- Agriculture and Food Security
- Democracy, Human Rights and Governance
- Economic Growth and Trade
- Environment and Global Climate Change
- Global Climate Change
- Conserving Biodiversity and Forests
- Securing Land Tenure and Resource Rights
- Sustainable Land Management
- Environmental Compliance
- Environmental Compliance Officers
- Knowledge Management for Environment and Natural Resources
- Sustainable Tourism
- UN Conference on Sustainable Development (Rio+20)
- Gender Equality and Women's Empowerment
- Global Health
- Science, Technology and Innovation
- Water and Sanitation
- Working in Crises and Conflict
Success in building resilience to the impacts of climate change will only be realized when we provide the necessary tools and take useful action. USAID has begun a number of activities that enhance the delivery of weather and climate information or test new approaches to building resilience.
USAID is investing in the scientific capacity of partner countries, and improving access to and use of climate information to help societies identify vulnerabilities and evaluate potential adaptation strategies. The programs described below are examples of USAID’s work to provide access to timely and user-driven information for climate change adaptation.
A collaborative effort with NASA, SERVIR provides 8 countries in Central America and 14 countries in East Africa with satellite imagery and useable weather and climate information, informing decisionmaking in health, environmental management, and disaster preparedness. SERVIR expanded in 2010 to cover the Hindu Kush/Himalaya region. Through the Climate Mapper, a broad user community can look at climate change projections for the 2030s and 2050s against 3-D visualizations of landscape.
Climate Services Partnership
The Climate Services Partnership (CSP) was formed at the first International Conference on Climate Services (ICCS) to advance climate services around the world. The CSP draws from a broad membership to promote the matching of the best information with those who need to use it in decision making. In doing so, the CSP supports the Global Framework for Climate Services (GFCS), a formal international system that facilitates the coordinated support of climate services worldwide.
Famine Early Warning Systems Network (FEWS NET)
FEWS NET improves the accuracy of famine prediction systems in part by refining and applying climate data to the prediction and monitoring of food insecurity through a field-based presence in 20 countries on three continents, with additional remote monitoring in nine countries.
High Mountain and Glacier Partnership

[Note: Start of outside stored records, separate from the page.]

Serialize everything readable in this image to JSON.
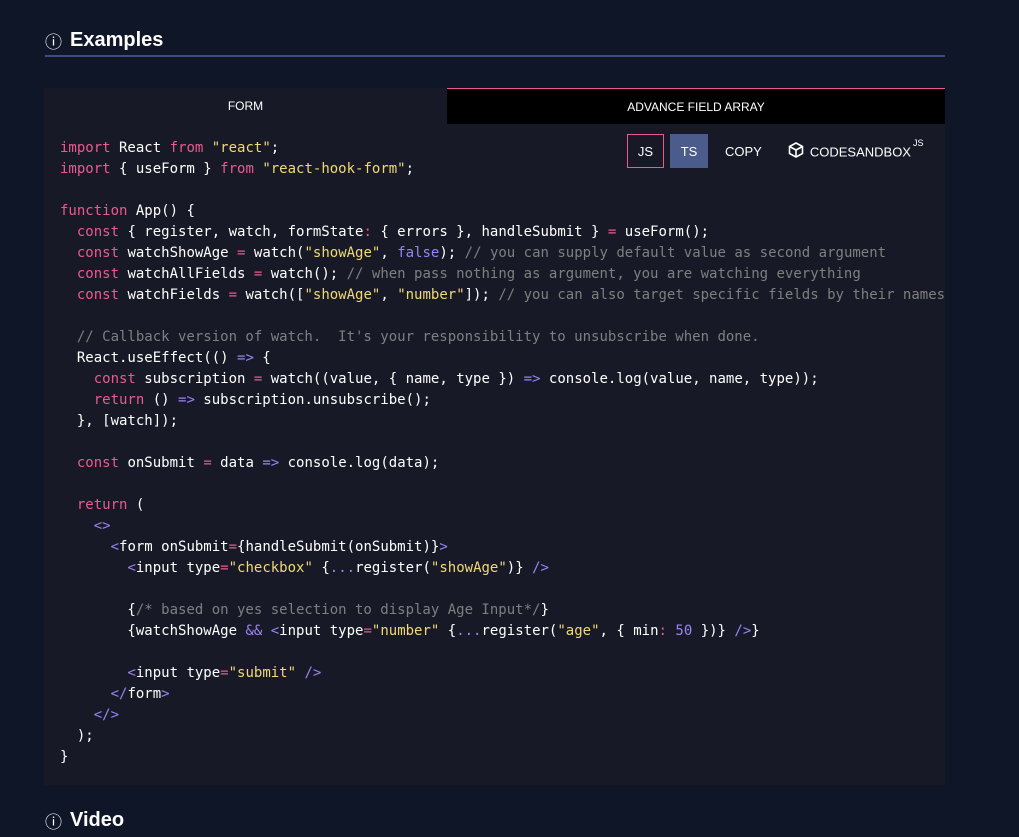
{
  "sections": {
    "examples_title": "Examples",
    "video_title": "Video",
    "info_glyph": "ⓘ"
  },
  "tabs": [
    {
      "label": "FORM"
    },
    {
      "label": "ADVANCE FIELD ARRAY"
    }
  ],
  "toolbar": {
    "js_label": "JS",
    "ts_label": "TS",
    "copy_label": "COPY",
    "codesandbox_label": "CODESANDBOX",
    "codesandbox_sup": "JS"
  },
  "icons": {
    "info": "info-circle-icon",
    "codesandbox": "codesandbox-cube-icon"
  },
  "colors": {
    "background": "#0f1628",
    "panel": "#171a26",
    "accent_pink": "#ec5990",
    "ts_button": "#4a5b8c",
    "string": "#f1d976",
    "comment": "#7f7f7f",
    "punct": "#9b83f5"
  },
  "code_lines": [
    [
      [
        "k",
        "import"
      ],
      [
        "",
        " React "
      ],
      [
        "k",
        "from"
      ],
      [
        "",
        " "
      ],
      [
        "s",
        "\"react\""
      ],
      [
        "",
        ";"
      ]
    ],
    [
      [
        "k",
        "import"
      ],
      [
        "",
        " { useForm } "
      ],
      [
        "k",
        "from"
      ],
      [
        "",
        " "
      ],
      [
        "s",
        "\"react-hook-form\""
      ],
      [
        "",
        ";"
      ]
    ],
    [],
    [
      [
        "k",
        "function"
      ],
      [
        "",
        " App() {"
      ]
    ],
    [
      [
        "",
        "  "
      ],
      [
        "k",
        "const"
      ],
      [
        "",
        " { register, watch, formState"
      ],
      [
        "k",
        ":"
      ],
      [
        "",
        " { errors }, handleSubmit } "
      ],
      [
        "k",
        "="
      ],
      [
        "",
        " useForm();"
      ]
    ],
    [
      [
        "",
        "  "
      ],
      [
        "k",
        "const"
      ],
      [
        "",
        " watchShowAge "
      ],
      [
        "k",
        "="
      ],
      [
        "",
        " watch("
      ],
      [
        "s",
        "\"showAge\""
      ],
      [
        "",
        ", "
      ],
      [
        "p",
        "false"
      ],
      [
        "",
        "); "
      ],
      [
        "c",
        "// you can supply default value as second argument"
      ]
    ],
    [
      [
        "",
        "  "
      ],
      [
        "k",
        "const"
      ],
      [
        "",
        " watchAllFields "
      ],
      [
        "k",
        "="
      ],
      [
        "",
        " watch(); "
      ],
      [
        "c",
        "// when pass nothing as argument, you are watching everything"
      ]
    ],
    [
      [
        "",
        "  "
      ],
      [
        "k",
        "const"
      ],
      [
        "",
        " watchFields "
      ],
      [
        "k",
        "="
      ],
      [
        "",
        " watch(["
      ],
      [
        "s",
        "\"showAge\""
      ],
      [
        "",
        ", "
      ],
      [
        "s",
        "\"number\""
      ],
      [
        "",
        "]); "
      ],
      [
        "c",
        "// you can also target specific fields by their names"
      ]
    ],
    [],
    [
      [
        "",
        "  "
      ],
      [
        "c",
        "// Callback version of watch.  It's your responsibility to unsubscribe when done."
      ]
    ],
    [
      [
        "",
        "  React.useEffect(() "
      ],
      [
        "p",
        "=>"
      ],
      [
        "",
        " {"
      ]
    ],
    [
      [
        "",
        "    "
      ],
      [
        "k",
        "const"
      ],
      [
        "",
        " subscription "
      ],
      [
        "k",
        "="
      ],
      [
        "",
        " watch((value, { name, type }) "
      ],
      [
        "p",
        "=>"
      ],
      [
        "",
        " console.log(value, name, type));"
      ]
    ],
    [
      [
        "",
        "    "
      ],
      [
        "k",
        "return"
      ],
      [
        "",
        " () "
      ],
      [
        "p",
        "=>"
      ],
      [
        "",
        " subscription.unsubscribe();"
      ]
    ],
    [
      [
        "",
        "  }, [watch]);"
      ]
    ],
    [],
    [
      [
        "",
        "  "
      ],
      [
        "k",
        "const"
      ],
      [
        "",
        " onSubmit "
      ],
      [
        "k",
        "="
      ],
      [
        "",
        " data "
      ],
      [
        "p",
        "=>"
      ],
      [
        "",
        " console.log(data);"
      ]
    ],
    [],
    [
      [
        "",
        "  "
      ],
      [
        "k",
        "return"
      ],
      [
        "",
        " ("
      ]
    ],
    [
      [
        "",
        "    "
      ],
      [
        "p",
        "<>"
      ]
    ],
    [
      [
        "",
        "      "
      ],
      [
        "p",
        "<"
      ],
      [
        "",
        "form onSubmit"
      ],
      [
        "k",
        "="
      ],
      [
        "",
        "{handleSubmit(onSubmit)}"
      ],
      [
        "p",
        ">"
      ]
    ],
    [
      [
        "",
        "        "
      ],
      [
        "p",
        "<"
      ],
      [
        "",
        "input type"
      ],
      [
        "k",
        "="
      ],
      [
        "s",
        "\"checkbox\""
      ],
      [
        "",
        " {"
      ],
      [
        "p",
        "..."
      ],
      [
        "",
        "register("
      ],
      [
        "s",
        "\"showAge\""
      ],
      [
        "",
        ")} "
      ],
      [
        "p",
        "/>"
      ]
    ],
    [],
    [
      [
        "",
        "        {"
      ],
      [
        "c",
        "/* based on yes selection to display Age Input*/"
      ],
      [
        "",
        "}"
      ]
    ],
    [
      [
        "",
        "        {watchShowAge "
      ],
      [
        "p",
        "&&"
      ],
      [
        "",
        " "
      ],
      [
        "p",
        "<"
      ],
      [
        "",
        "input type"
      ],
      [
        "k",
        "="
      ],
      [
        "s",
        "\"number\""
      ],
      [
        "",
        " {"
      ],
      [
        "p",
        "..."
      ],
      [
        "",
        "register("
      ],
      [
        "s",
        "\"age\""
      ],
      [
        "",
        ", { min"
      ],
      [
        "k",
        ":"
      ],
      [
        "",
        " "
      ],
      [
        "p",
        "50"
      ],
      [
        "",
        " })} "
      ],
      [
        "p",
        "/>"
      ],
      [
        "",
        "}"
      ]
    ],
    [],
    [
      [
        "",
        "        "
      ],
      [
        "p",
        "<"
      ],
      [
        "",
        "input type"
      ],
      [
        "k",
        "="
      ],
      [
        "s",
        "\"submit\""
      ],
      [
        "",
        " "
      ],
      [
        "p",
        "/>"
      ]
    ],
    [
      [
        "",
        "      "
      ],
      [
        "p",
        "</"
      ],
      [
        "",
        "form"
      ],
      [
        "p",
        ">"
      ]
    ],
    [
      [
        "",
        "    "
      ],
      [
        "p",
        "</>"
      ]
    ],
    [
      [
        "",
        "  );"
      ]
    ],
    [
      [
        "",
        "}"
      ]
    ]
  ]
}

This partnership grew out of a series of activities that USAID and the National Science Foundation organized to bring together physical and social scientists working on glaciers and decision makers and development practitioners working in glacier dependent areas. These included a stakeholder workshop in Peru that resulted in a research agenda and a development action agenda, and a workshop in Nepal where Andean experts shared their experience reducing the hazards of Glacier Lake Outburst Floods with decision makers from the Himalaya-Hindu Kush and from Central Asia. The idea of the Partnership is to create a community of practice consisting of researchers and decision makers who can turn to each other for support. The Partnership will pursue research and adaptation agendas to reduce the risks, and take advantage of opportunities, associated with development in high mountain environments.
With better access to customized, market-based insurance products, poor farmers and their families will be better able to prepare for and cope with the impacts of the droughts and other severe weather events that are predicted to become increasingly common as the climate changes. Insurance coverage can also help farmers obtain the loans needed to invest in technologies to increase their productivity and build their resiliency. USAID’s approach is mindful of the fact that insurance is not a stand-alone solution; it is most effective when combined with risk reduction measures. The following are examples of USAID’s engagement in this area:
In Senegal, USAID is supporting the World Food Program and its partners in the implementation of the Rural Resilience Initiative, which is combining risk reduction measures, savings, credit, and insurance in order to promote climate change adaptation and food security, and testing the effectiveness of this packaged approach.
In Ethiopia, USAID is supporting the International Livestock Research Institute (ILRI) in the design of a micro-insurance product for poor pastoralists who are dealing with increasing drought risk.
In 2011, USAID signed an MOU with the international re-insurer Swiss Re, to collaboratively strive to increase access to market-based insurance products that can enable the poor to better prepare for and cope with the impacts of climatic disasters.
Women often possess skills and experiences relevant to climate change, especially knowledge of local ecosystems, agriculture and natural resources management. Women are also disproportionately vulnerable to the effects of climate change. Climate change interventions are unlikely to be successful without the support and involvement of women. USAID aims to make its adaptation efforts inclusive and gender sensitive, and demonstrate ways to effectively integrate this perspective into adaptation programs.
Pilot Work in Peru
In Peru, USAID supported The Mountain Institute (TMI) to conduct a series of community workshops to analyze climate vulnerability and test ways to integrate a gender approach into adaptation. Women identified the need to conserve local ecosystems like high Andean wetlands and grasslands, which are critical for water regulation especially in the context of the melting glaciers. The project is also providing leadership and climate change training to women serving on municipal councils. The trainings inspired these women to establish their own climate change network, helping to ensure that women’s priorities are reflected in local adaptation projects.
Last updated: February 01, 2013